In what was talked up to be—and turned out to be —the most-watched presidential debate ever, Monday night’s debate at Hofstra University between Donald Trump and former Secretary of State Hillary Clinton became a battle of personal achievements and failures slung across the candidates’ podiums. Moderator Lester Holt tried his best to keep both parties on track and specific, holding each accountable to answer the questions presented, and allowing little room to dance around, as so many viewers have grown accustomed to from both campaigns in past debates.

Now that the race is drawing closer to November, a decision is still floating ambiguously above the heads of voters. The candidates are forced to expand on policy and reform for our nation’s security, posterity and our economy, which they have failed to do in previous primary debates.

Right out of the gate, Hillary Clinton firmly made points on investing for the future, specifically saying that she would add jobs in high-knowledge industries. However, all future planning that Clinton has proposed describes a work force that involves high levels of skill, a market that will allow a small increase in employment, reserved for degrees in fields of science, technology, engineering and mathematics. These are degrees that the United States does not have a high abundance to hire from. The jobs that Clinton proposes are not those of the average American with a simple bachelor degree.

She also wants to tackle the issue of a “fairer economy” by “raising the national minimum wage.”  A policy to raise the minimum wage—although it might seem like a victory in the short run for low-income houses—will be devastating in the long run for the low and middle class, already being squeezed by taxation. We see in economics that if wages are to increase for the average worker, then companies will have to decide if average workers are worth keeping on for higher wages, which in in the past has led to job loss.

Donald Trump started his remarks as more of a warning to the American people. He said that “jobs are fleeing the country” and made points throughout the night that we should bring those jobs back. He said that no one in America has been fighting for our country’s citizens, but that it’s a fight he says is “winnable.”

Trump compared the United States to a piggy bank for China and other countries, and said that we have let ourselves be taken advantage of by these countries, resulting in job losses in the United States.
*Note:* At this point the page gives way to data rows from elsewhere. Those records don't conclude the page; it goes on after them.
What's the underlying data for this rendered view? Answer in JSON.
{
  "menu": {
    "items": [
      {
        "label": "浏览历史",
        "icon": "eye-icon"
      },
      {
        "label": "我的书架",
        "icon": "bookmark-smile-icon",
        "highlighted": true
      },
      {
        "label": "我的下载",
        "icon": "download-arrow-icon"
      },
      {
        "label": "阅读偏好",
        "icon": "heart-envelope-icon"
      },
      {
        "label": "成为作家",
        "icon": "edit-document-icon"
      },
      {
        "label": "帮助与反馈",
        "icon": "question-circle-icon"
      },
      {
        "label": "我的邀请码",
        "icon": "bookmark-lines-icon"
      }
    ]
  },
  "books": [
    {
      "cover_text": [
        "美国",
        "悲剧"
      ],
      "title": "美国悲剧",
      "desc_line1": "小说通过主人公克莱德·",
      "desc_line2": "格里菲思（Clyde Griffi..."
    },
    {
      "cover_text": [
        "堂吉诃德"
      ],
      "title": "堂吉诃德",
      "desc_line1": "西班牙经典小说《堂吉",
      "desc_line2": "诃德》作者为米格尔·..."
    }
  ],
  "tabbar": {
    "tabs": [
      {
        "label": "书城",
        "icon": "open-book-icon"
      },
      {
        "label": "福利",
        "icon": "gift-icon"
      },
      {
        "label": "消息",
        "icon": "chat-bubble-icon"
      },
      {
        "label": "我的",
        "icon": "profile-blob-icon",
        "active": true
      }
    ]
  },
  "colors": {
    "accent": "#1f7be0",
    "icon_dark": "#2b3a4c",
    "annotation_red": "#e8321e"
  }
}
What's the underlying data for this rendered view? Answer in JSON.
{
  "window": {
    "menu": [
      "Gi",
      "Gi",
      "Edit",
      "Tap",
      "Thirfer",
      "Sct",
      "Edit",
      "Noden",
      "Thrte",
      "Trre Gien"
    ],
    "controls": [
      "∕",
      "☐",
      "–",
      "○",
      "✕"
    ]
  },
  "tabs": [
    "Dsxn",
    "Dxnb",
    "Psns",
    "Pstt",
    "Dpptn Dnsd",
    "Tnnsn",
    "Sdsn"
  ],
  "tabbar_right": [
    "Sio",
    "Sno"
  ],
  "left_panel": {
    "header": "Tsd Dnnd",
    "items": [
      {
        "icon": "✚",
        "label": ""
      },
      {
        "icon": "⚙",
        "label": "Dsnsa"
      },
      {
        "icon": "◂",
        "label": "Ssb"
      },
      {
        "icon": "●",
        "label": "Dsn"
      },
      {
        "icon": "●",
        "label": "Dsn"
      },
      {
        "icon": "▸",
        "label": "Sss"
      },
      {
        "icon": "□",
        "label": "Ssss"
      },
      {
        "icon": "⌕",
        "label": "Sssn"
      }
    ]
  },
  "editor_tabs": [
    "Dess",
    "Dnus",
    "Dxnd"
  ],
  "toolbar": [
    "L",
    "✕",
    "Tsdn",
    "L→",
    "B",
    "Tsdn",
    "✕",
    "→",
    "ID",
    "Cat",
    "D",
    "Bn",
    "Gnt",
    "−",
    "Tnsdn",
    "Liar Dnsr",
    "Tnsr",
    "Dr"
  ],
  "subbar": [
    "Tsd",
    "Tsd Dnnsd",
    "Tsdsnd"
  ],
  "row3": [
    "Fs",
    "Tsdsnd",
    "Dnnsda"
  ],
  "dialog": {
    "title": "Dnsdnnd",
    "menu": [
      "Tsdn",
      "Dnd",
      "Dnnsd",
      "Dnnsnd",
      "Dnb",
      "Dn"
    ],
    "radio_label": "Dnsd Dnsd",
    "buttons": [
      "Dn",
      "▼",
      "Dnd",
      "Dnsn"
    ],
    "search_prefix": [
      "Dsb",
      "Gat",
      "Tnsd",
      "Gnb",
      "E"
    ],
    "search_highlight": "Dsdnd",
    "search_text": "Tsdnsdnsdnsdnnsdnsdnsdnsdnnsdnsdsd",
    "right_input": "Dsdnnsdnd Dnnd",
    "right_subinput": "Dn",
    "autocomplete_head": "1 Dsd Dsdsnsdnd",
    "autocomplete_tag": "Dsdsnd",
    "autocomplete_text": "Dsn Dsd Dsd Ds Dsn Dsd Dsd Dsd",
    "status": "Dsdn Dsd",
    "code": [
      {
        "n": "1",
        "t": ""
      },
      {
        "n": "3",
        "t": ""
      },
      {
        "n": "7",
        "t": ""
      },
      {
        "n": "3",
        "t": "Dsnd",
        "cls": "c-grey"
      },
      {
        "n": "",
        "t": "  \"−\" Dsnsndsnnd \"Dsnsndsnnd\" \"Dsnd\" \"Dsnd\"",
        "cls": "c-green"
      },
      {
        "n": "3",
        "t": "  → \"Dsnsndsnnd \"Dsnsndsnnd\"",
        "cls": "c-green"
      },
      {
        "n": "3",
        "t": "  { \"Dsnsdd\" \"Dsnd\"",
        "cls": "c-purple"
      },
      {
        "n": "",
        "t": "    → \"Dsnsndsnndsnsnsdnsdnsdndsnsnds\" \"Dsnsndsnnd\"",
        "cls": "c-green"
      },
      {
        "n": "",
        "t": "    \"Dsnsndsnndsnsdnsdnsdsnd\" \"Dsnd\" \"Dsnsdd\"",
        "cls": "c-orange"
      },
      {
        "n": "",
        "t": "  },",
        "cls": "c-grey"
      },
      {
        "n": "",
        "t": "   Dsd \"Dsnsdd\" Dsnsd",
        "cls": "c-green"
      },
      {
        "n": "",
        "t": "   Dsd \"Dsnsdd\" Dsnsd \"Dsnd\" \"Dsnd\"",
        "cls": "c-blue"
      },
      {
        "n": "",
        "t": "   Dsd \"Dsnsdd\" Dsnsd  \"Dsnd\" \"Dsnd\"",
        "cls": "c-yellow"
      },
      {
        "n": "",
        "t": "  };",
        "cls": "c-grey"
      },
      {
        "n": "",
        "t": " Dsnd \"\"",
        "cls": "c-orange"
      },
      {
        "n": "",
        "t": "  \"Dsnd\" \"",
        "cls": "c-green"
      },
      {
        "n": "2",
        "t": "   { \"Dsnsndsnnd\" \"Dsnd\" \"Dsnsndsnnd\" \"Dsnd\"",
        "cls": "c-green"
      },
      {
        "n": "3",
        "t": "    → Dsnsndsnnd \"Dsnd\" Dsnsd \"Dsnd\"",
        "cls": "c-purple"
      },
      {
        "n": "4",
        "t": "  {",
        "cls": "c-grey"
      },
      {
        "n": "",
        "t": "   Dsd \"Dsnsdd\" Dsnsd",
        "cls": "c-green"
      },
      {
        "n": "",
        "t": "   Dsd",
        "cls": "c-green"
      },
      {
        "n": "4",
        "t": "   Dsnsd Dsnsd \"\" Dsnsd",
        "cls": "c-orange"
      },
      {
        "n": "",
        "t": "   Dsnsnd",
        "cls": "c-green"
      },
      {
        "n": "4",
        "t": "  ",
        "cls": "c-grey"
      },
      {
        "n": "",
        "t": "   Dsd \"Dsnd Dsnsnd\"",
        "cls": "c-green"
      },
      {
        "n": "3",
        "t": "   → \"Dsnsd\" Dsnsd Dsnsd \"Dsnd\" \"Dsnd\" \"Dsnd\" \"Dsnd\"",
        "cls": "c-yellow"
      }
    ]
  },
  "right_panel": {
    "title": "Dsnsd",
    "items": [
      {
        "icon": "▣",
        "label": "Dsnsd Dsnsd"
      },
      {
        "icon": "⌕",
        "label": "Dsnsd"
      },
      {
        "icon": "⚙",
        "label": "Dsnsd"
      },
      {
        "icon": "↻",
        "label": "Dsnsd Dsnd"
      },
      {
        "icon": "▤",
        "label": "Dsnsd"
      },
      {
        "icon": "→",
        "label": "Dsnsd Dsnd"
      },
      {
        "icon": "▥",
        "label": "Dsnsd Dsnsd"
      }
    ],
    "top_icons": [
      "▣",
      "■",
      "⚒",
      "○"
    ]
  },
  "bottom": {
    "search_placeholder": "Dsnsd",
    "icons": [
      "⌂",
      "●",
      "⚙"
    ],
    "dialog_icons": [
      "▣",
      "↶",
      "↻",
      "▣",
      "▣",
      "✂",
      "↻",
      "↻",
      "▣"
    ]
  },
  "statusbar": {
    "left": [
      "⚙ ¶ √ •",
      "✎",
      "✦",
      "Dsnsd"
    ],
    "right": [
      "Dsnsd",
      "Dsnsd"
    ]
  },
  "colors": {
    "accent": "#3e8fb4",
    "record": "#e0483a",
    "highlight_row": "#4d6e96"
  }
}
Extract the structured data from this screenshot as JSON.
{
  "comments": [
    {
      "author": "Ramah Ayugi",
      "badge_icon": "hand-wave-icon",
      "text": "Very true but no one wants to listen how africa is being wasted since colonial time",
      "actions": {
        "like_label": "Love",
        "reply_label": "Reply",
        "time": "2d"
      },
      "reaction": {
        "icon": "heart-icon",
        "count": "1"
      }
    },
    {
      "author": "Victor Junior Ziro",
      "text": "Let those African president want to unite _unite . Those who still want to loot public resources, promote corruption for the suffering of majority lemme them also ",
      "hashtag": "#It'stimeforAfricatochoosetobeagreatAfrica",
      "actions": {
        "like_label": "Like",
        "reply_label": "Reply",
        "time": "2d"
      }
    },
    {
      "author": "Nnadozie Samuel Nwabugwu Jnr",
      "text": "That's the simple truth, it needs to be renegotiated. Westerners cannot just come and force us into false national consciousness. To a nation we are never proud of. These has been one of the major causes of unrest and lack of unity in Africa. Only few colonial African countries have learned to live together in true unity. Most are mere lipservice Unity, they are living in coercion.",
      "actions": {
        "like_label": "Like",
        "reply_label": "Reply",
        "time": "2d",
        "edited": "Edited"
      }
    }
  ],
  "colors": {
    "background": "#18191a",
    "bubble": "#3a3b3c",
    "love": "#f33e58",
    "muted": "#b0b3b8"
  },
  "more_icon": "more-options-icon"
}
He made the example of Ford leaving America to take assembly to Mexico. However, recent reporting shows that Ford is only moving assembly of the Ford Focus to Mexico to make room for a new model soon to be assembled in Michigan.

After the first portion of the debate, which lasted roughly 30 minutes, the personal attacks and “fluff” streamed in. It is obvious that the candidates can easily move the America people emotionally; otherwise, I do not believe either of them would have been at their podium last night. However, our citizens must be able to tell an economic plan or policy from a personal attack.

For the upcoming debates, I urge viewers to break down candidates’ answers into categories: What is factual, what is emotional? Are they presenting new ideas for policies and do they expand on the idea? A perfect example of this being Trump’s slogan “Make America great again.” Finally, will the idea or policy help or hurt the United States on a global level?

The following debates should help force the candidates to be specific about economic, monetary and fiscal policy. I believe both candidates can bring more to the table than what we have seen so far.